Will city’s debt forgiveness stop Rancho Cordova Chamber of Commerce’s financial slide?
The Rancho Cordova Chamber of Commerce found an unconventional way to clear a decade-old debt to the city—get the city to convert it to a grant.
The Rancho Cordova City Council voted June 17 to convert an outstanding loan balance totaling $192,079.94 into a grant. The chamber had received a $201,882.04 loan in 2008 followed later by an additional loan of $36,832.52, according to a memorandum by Kim Juran-Karageorgiou, administrative services director for the city.
Donald Childs, who finished third in the race for Rancho Cordova City Council in the November 2018 election, criticized the loan forgiveness.
“This is just basic sloppy housekeeping of their finances,” Childs said of the chamber.
Juran-Karageorgiou noted in her memorandum that an amended loan agreement had called for the chamber to make monthly payments of $1,550. She also noted that in April 2018, the chamber requested “to cease loan payments due to financial hardship until the question of loan forgiveness could be discussed.”
Publicly-available tax forms for the chamber, a nonprofit, show that it cleared only $22,381 after expenses in 2016. This margin shrank to $7,182 in 2017, though employee compensation for the chamber jumped by $16,503 that year. Total revenue for the chamber totaled just $313,638 in 2017, a fraction of Sacramento Metro Chamber of Commerce’s $4.65 million revenue for 2017.
Rancho Cordova deputy city manager Micah Runner defended the council decision. “I think converting the loan to a grant allowed them to carry out the activities which they weren’t able to carry out having to make loan payments,” Runner said.

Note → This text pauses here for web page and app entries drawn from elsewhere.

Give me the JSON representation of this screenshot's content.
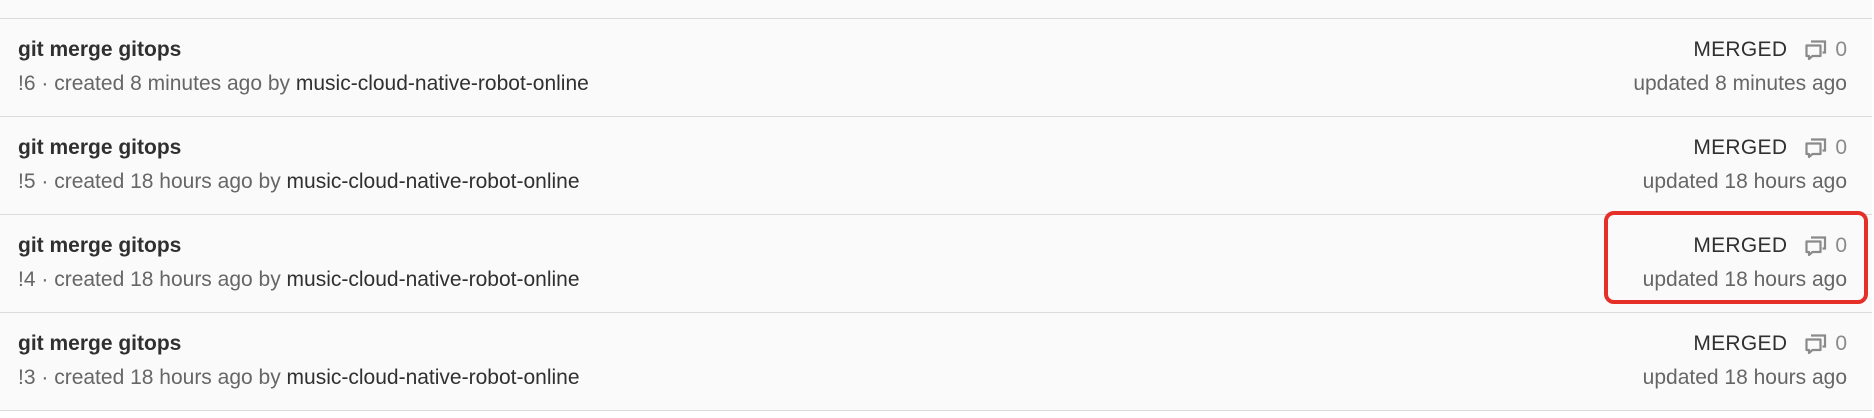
{
  "merge_requests": [
    {
      "title": "git merge gitops",
      "ref": "!6",
      "created_text": "created 8 minutes ago by",
      "author": "music-cloud-native-robot-online",
      "status": "MERGED",
      "comments": "0",
      "updated": "updated 8 minutes ago"
    },
    {
      "title": "git merge gitops",
      "ref": "!5",
      "created_text": "created 18 hours ago by",
      "author": "music-cloud-native-robot-online",
      "status": "MERGED",
      "comments": "0",
      "updated": "updated 18 hours ago"
    },
    {
      "title": "git merge gitops",
      "ref": "!4",
      "created_text": "created 18 hours ago by",
      "author": "music-cloud-native-robot-online",
      "status": "MERGED",
      "comments": "0",
      "updated": "updated 18 hours ago"
    },
    {
      "title": "git merge gitops",
      "ref": "!3",
      "created_text": "created 18 hours ago by",
      "author": "music-cloud-native-robot-online",
      "status": "MERGED",
      "comments": "0",
      "updated": "updated 18 hours ago"
    }
  ],
  "separator": "·",
  "icons": {
    "comments": "comments-icon"
  },
  "colors": {
    "highlight": "#e5302a",
    "divider": "#dbdbdb",
    "background": "#fafafa"
  }
}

Diann Rogers, president and CEO for the chamber, also defended the work of her 4.5-member staff. “I’m very proud of what this chamber has done in terms of being efficient and being effective and being judicious with our dollars,” Rogers said.